(Records from a collection)
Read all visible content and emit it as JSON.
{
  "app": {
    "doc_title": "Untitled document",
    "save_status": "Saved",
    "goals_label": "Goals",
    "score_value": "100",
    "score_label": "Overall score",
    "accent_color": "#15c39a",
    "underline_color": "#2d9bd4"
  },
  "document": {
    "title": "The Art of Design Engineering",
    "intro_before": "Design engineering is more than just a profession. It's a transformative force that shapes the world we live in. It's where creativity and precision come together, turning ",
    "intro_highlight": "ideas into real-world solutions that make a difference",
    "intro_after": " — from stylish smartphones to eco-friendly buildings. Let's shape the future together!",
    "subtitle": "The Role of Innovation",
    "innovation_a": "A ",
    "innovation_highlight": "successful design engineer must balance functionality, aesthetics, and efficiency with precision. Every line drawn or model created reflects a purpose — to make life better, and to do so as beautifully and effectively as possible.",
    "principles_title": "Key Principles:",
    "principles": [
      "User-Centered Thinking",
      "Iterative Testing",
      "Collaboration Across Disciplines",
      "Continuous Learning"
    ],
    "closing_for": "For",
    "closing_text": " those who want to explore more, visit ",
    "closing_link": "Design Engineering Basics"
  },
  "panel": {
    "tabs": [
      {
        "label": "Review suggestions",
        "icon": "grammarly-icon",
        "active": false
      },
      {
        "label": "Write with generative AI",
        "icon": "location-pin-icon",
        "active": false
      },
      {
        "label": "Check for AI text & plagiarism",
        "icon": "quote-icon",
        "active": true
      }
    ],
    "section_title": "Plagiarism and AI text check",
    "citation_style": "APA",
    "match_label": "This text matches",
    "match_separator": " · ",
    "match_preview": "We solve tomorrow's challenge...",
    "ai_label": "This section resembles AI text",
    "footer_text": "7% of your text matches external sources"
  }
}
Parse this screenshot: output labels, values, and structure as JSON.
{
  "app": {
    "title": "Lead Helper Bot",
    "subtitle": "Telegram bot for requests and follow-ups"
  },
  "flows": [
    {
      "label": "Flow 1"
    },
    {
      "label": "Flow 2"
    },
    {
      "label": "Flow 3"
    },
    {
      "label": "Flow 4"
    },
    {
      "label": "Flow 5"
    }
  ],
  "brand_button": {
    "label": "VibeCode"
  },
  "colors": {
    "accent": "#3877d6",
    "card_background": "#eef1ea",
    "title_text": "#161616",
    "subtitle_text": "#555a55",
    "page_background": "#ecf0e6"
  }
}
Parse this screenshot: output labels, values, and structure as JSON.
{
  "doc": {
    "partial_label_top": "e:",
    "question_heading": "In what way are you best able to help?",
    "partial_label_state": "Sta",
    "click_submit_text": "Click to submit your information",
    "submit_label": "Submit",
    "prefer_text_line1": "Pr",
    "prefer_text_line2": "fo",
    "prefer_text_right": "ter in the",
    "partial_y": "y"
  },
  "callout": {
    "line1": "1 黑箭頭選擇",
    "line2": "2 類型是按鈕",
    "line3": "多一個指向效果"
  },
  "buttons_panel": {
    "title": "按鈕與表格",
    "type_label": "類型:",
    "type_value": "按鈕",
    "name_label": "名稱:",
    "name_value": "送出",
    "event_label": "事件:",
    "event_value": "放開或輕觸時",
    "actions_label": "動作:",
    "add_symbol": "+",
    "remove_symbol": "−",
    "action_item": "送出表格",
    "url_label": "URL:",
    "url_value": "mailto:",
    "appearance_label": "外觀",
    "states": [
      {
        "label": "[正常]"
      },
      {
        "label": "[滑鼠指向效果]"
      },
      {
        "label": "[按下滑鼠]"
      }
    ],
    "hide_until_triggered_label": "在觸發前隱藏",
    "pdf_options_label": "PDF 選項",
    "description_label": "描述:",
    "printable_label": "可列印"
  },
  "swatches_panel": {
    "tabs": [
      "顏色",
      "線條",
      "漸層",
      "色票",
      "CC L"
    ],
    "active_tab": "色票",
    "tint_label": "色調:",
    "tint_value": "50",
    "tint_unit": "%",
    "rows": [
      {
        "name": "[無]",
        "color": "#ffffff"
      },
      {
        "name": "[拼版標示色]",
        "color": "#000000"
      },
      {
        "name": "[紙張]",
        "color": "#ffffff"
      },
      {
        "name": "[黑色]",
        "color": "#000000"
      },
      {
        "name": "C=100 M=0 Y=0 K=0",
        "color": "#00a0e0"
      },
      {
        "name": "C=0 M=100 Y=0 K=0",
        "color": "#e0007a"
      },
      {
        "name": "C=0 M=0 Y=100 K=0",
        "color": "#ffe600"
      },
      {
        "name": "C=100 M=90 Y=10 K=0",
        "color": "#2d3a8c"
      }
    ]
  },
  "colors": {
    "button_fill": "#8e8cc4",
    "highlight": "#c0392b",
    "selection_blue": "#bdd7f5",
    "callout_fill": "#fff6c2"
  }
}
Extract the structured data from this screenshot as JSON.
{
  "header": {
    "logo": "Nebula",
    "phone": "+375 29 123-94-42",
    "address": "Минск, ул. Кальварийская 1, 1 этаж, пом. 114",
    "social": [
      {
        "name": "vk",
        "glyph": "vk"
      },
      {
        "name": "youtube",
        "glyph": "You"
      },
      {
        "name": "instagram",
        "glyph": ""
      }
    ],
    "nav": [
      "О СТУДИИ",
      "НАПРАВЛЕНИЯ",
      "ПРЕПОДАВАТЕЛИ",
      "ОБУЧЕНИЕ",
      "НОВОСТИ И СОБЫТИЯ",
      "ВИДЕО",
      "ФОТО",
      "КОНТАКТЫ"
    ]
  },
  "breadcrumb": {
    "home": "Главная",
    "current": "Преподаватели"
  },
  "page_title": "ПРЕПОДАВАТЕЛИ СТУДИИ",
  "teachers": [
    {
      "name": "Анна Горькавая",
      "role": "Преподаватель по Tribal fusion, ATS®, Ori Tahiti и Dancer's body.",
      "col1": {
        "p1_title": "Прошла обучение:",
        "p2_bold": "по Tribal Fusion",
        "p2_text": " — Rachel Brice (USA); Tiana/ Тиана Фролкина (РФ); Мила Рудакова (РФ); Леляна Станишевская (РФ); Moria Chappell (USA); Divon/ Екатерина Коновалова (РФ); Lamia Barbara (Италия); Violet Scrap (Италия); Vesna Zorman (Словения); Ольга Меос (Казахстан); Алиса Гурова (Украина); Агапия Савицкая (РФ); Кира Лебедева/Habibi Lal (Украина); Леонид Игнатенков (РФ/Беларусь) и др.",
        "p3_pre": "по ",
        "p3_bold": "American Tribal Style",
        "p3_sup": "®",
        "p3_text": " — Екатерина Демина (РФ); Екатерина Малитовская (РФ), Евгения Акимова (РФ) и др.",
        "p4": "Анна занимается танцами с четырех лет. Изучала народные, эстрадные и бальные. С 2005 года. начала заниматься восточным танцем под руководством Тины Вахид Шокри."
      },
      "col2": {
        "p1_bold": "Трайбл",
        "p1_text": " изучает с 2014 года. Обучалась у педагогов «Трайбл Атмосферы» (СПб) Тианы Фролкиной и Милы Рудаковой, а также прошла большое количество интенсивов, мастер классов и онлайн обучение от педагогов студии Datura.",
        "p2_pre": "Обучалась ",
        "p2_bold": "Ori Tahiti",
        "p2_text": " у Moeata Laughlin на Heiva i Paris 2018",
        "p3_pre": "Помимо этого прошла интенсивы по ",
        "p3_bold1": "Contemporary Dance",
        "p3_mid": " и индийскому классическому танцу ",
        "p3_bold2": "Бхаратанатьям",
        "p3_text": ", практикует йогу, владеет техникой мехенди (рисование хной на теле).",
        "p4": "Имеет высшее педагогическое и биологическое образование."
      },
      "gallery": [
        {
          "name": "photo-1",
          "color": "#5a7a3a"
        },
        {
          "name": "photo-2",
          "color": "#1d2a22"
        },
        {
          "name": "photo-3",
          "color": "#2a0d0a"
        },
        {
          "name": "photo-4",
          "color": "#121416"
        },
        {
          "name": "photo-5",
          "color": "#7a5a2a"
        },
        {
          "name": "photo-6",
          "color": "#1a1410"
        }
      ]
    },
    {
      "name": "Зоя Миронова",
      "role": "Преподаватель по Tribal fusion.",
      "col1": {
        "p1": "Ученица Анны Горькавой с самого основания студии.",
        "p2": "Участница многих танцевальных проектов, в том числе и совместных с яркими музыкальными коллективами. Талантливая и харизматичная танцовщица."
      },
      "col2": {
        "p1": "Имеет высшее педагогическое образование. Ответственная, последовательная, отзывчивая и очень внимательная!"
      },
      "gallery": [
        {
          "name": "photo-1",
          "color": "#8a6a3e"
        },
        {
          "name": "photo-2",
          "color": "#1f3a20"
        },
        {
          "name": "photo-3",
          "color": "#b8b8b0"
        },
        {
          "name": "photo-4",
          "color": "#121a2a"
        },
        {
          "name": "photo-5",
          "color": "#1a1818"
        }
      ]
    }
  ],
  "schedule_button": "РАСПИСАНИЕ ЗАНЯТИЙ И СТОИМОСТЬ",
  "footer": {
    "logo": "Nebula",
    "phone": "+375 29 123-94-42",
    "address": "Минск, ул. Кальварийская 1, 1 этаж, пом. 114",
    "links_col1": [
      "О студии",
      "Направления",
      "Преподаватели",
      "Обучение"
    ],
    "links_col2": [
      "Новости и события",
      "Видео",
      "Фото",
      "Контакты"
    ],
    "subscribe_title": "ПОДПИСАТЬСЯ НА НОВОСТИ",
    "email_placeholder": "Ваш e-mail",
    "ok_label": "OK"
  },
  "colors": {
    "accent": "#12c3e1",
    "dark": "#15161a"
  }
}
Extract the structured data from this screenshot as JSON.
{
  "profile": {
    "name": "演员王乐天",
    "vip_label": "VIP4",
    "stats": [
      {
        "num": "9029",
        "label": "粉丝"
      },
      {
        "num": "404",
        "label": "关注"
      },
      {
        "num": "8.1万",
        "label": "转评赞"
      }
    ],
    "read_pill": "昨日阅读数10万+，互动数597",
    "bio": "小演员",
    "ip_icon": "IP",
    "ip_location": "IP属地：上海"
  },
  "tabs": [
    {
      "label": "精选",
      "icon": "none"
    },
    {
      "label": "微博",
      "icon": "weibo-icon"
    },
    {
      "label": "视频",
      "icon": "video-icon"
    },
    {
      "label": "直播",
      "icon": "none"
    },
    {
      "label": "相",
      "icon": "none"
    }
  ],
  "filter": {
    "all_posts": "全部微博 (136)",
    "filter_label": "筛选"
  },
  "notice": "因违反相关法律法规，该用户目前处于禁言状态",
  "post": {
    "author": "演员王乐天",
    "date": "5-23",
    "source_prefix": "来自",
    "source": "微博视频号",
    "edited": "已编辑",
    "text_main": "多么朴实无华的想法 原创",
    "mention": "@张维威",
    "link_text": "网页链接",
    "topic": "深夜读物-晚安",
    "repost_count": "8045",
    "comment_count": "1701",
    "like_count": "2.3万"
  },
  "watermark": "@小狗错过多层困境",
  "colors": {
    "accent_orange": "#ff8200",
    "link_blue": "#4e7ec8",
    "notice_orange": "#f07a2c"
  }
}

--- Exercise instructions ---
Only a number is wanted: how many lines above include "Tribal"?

--- Response area ---
4